As what frequently happens in old age, people start looking back to the beginning. Music styles and band line-ups change but throughout it all the Rolling Stones have never hid their love for the blues. In fact, most of their albums include a blues or early rock cover. Recorded over three days, last year’s Blue and Lonesome sees the Stones pay homage to these influences (and their own longtime penchant for covers) by bringing it full circle and making a whole album of them. Mostly focusing on Chicago blues, the style the band would play in their early ‘60s club days, there’s also a bit of southern and delta blues (“Hoodoo Blues” and “Everybody Knows About My Good Thing”). The album opens with a Little Walter version of “Just Your Fool,” and the tributes keep coming with covers of legends like Howlin’ Wolf, Memphis Slim, Lightnin’ Slim, Willie Dixon and Otis Rush. Best exemplified by their version of “Ride ‘Em On Down” which features Eric Clapton on slide guitar, the album is a fun ride with some aging rock stars rediscovering and sharing their passion for blues only this time backed up by the wisdom gained through years of mistakes and hard-living.
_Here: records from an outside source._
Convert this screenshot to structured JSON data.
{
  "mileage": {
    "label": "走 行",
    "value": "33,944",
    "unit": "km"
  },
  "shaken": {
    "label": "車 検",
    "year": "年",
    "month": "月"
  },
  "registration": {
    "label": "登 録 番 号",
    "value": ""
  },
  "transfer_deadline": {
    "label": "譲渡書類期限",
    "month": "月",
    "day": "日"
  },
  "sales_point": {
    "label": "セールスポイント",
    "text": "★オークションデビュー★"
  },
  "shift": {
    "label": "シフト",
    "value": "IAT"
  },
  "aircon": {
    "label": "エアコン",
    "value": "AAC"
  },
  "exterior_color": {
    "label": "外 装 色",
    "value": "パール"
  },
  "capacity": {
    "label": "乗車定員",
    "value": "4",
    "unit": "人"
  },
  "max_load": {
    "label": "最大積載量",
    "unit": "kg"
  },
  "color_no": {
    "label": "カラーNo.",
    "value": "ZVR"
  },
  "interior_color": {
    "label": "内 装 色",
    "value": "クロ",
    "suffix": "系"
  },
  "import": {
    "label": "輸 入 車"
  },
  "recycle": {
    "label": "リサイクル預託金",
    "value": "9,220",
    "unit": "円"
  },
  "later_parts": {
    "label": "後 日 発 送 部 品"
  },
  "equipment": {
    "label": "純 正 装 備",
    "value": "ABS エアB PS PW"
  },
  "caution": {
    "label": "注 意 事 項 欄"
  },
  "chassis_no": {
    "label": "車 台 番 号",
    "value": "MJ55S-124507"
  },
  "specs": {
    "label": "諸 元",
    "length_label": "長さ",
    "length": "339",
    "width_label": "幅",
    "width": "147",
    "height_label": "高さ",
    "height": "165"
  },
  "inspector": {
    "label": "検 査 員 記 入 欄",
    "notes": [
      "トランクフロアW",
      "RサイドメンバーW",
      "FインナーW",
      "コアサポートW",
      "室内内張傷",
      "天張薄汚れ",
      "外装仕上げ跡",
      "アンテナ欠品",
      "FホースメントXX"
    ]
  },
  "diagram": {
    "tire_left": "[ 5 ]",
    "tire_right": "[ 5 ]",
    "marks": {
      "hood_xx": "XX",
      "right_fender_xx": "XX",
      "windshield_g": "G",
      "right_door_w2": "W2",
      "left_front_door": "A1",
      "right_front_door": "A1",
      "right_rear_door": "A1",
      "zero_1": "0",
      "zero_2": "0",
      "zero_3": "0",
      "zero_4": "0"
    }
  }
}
Still full of strut and swagger, the Stones do it their way and don’t give a fuck what anyone else thinks.